Task brief ::
Each record must be returned exactly, apart from the pictures, which stay out.

*** Begin section ***

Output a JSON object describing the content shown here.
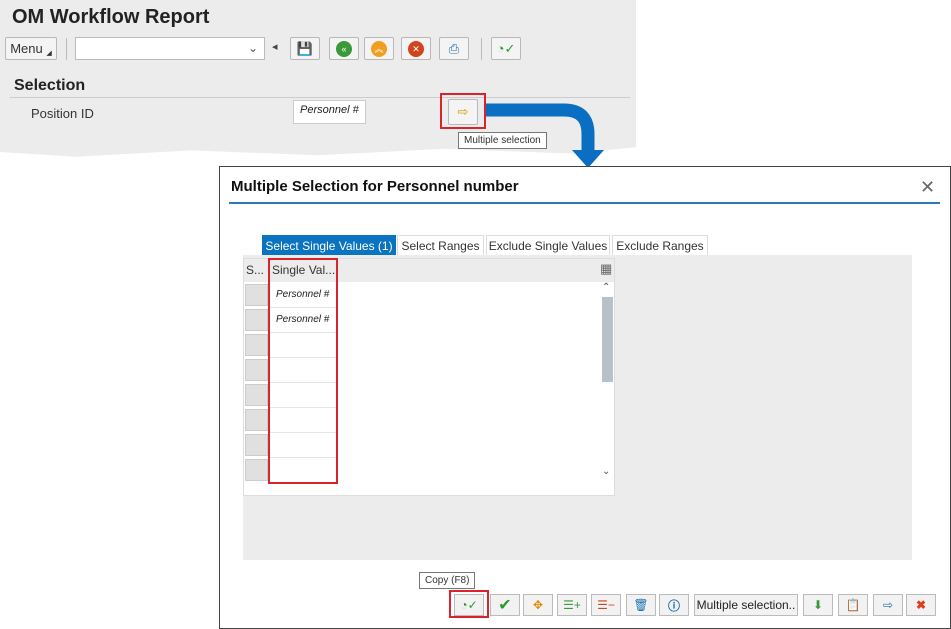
{
  "report": {
    "title": "OM Workflow Report",
    "menu_label": "Menu",
    "command_field_value": "",
    "section_title": "Selection",
    "field_label": "Position ID",
    "field_value": "Personnel #",
    "tooltip": "Multiple selection",
    "toolbar_icons": [
      "save-icon",
      "back-icon",
      "exit-icon",
      "cancel-icon",
      "print-icon",
      "execute-icon"
    ]
  },
  "dialog": {
    "title": "Multiple Selection for Personnel number",
    "close_label": "✕",
    "tabs": [
      {
        "label": "Select Single Values (1)",
        "active": true
      },
      {
        "label": "Select Ranges"
      },
      {
        "label": "Exclude Single Values"
      },
      {
        "label": "Exclude Ranges"
      }
    ],
    "columns": [
      "S...",
      "Single Val..."
    ],
    "rows": [
      "Personnel #",
      "Personnel #",
      "",
      "",
      "",
      "",
      "",
      ""
    ],
    "copy_tooltip": "Copy (F8)",
    "multiple_selection_label": "Multiple selection..",
    "accent": "#0a74c0"
  }
}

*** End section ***

Solution for this exercise ::
Output a JSON object describing the content shown here.
{
  "report": {
    "title": "OM Workflow Report",
    "menu_label": "Menu",
    "command_field_value": "",
    "section_title": "Selection",
    "field_label": "Position ID",
    "field_value": "Personnel #",
    "tooltip": "Multiple selection",
    "toolbar_icons": [
      "save-icon",
      "back-icon",
      "exit-icon",
      "cancel-icon",
      "print-icon",
      "execute-icon"
    ]
  },
  "dialog": {
    "title": "Multiple Selection for Personnel number",
    "close_label": "✕",
    "tabs": [
      {
        "label": "Select Single Values (1)",
        "active": true
      },
      {
        "label": "Select Ranges"
      },
      {
        "label": "Exclude Single Values"
      },
      {
        "label": "Exclude Ranges"
      }
    ],
    "columns": [
      "S...",
      "Single Val..."
    ],
    "rows": [
      "Personnel #",
      "Personnel #",
      "",
      "",
      "",
      "",
      "",
      ""
    ],
    "copy_tooltip": "Copy (F8)",
    "multiple_selection_label": "Multiple selection..",
    "accent": "#0a74c0"
  }
}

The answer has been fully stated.